[Exercise brief] Give again, exactly, every line of the entries below from the one that has "Parse this screenshot: output" to the last.

(Beginning of Supplied data)

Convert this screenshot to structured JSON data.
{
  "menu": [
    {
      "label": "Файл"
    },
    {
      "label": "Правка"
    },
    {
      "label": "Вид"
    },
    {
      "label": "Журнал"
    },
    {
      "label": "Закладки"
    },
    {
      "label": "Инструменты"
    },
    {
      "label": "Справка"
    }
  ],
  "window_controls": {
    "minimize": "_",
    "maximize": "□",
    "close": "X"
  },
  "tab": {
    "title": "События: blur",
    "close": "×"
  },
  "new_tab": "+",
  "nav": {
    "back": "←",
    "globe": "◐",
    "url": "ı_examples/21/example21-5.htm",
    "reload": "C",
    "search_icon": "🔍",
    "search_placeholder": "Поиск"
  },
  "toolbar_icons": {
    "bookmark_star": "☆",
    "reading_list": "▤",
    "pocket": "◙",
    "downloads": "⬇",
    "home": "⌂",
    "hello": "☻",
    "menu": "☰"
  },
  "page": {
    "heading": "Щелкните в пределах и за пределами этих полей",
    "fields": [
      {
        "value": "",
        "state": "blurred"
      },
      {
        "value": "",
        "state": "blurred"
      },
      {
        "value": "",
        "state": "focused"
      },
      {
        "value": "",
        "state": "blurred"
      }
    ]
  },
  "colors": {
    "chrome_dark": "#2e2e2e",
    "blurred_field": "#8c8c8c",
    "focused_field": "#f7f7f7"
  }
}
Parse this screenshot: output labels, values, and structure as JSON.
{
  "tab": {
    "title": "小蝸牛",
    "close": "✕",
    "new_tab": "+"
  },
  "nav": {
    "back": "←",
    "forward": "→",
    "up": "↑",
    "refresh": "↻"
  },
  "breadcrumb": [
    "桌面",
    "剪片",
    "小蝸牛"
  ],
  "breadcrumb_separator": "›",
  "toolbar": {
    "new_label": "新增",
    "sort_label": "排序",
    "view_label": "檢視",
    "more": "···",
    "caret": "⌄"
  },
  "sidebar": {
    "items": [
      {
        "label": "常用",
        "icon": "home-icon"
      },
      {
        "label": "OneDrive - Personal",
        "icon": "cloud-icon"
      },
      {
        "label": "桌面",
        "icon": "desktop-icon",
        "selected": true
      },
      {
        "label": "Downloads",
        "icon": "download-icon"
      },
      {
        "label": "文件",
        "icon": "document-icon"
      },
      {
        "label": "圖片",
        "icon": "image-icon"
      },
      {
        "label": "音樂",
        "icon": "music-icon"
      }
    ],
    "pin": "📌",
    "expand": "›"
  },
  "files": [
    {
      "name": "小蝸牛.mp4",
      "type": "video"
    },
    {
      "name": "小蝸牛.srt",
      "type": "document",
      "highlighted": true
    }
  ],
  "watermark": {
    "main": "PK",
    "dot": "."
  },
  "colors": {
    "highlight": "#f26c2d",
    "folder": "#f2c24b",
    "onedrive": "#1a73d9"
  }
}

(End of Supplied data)

[Task result]
Parse this screenshot: output labels, values, and structure as JSON.
{
  "tab": {
    "title": "小蝸牛",
    "close": "✕",
    "new_tab": "+"
  },
  "nav": {
    "back": "←",
    "forward": "→",
    "up": "↑",
    "refresh": "↻"
  },
  "breadcrumb": [
    "桌面",
    "剪片",
    "小蝸牛"
  ],
  "breadcrumb_separator": "›",
  "toolbar": {
    "new_label": "新增",
    "sort_label": "排序",
    "view_label": "檢視",
    "more": "···",
    "caret": "⌄"
  },
  "sidebar": {
    "items": [
      {
        "label": "常用",
        "icon": "home-icon"
      },
      {
        "label": "OneDrive - Personal",
        "icon": "cloud-icon"
      },
      {
        "label": "桌面",
        "icon": "desktop-icon",
        "selected": true
      },
      {
        "label": "Downloads",
        "icon": "download-icon"
      },
      {
        "label": "文件",
        "icon": "document-icon"
      },
      {
        "label": "圖片",
        "icon": "image-icon"
      },
      {
        "label": "音樂",
        "icon": "music-icon"
      }
    ],
    "pin": "📌",
    "expand": "›"
  },
  "files": [
    {
      "name": "小蝸牛.mp4",
      "type": "video"
    },
    {
      "name": "小蝸牛.srt",
      "type": "document",
      "highlighted": true
    }
  ],
  "watermark": {
    "main": "PK",
    "dot": "."
  },
  "colors": {
    "highlight": "#f26c2d",
    "folder": "#f2c24b",
    "onedrive": "#1a73d9"
  }
}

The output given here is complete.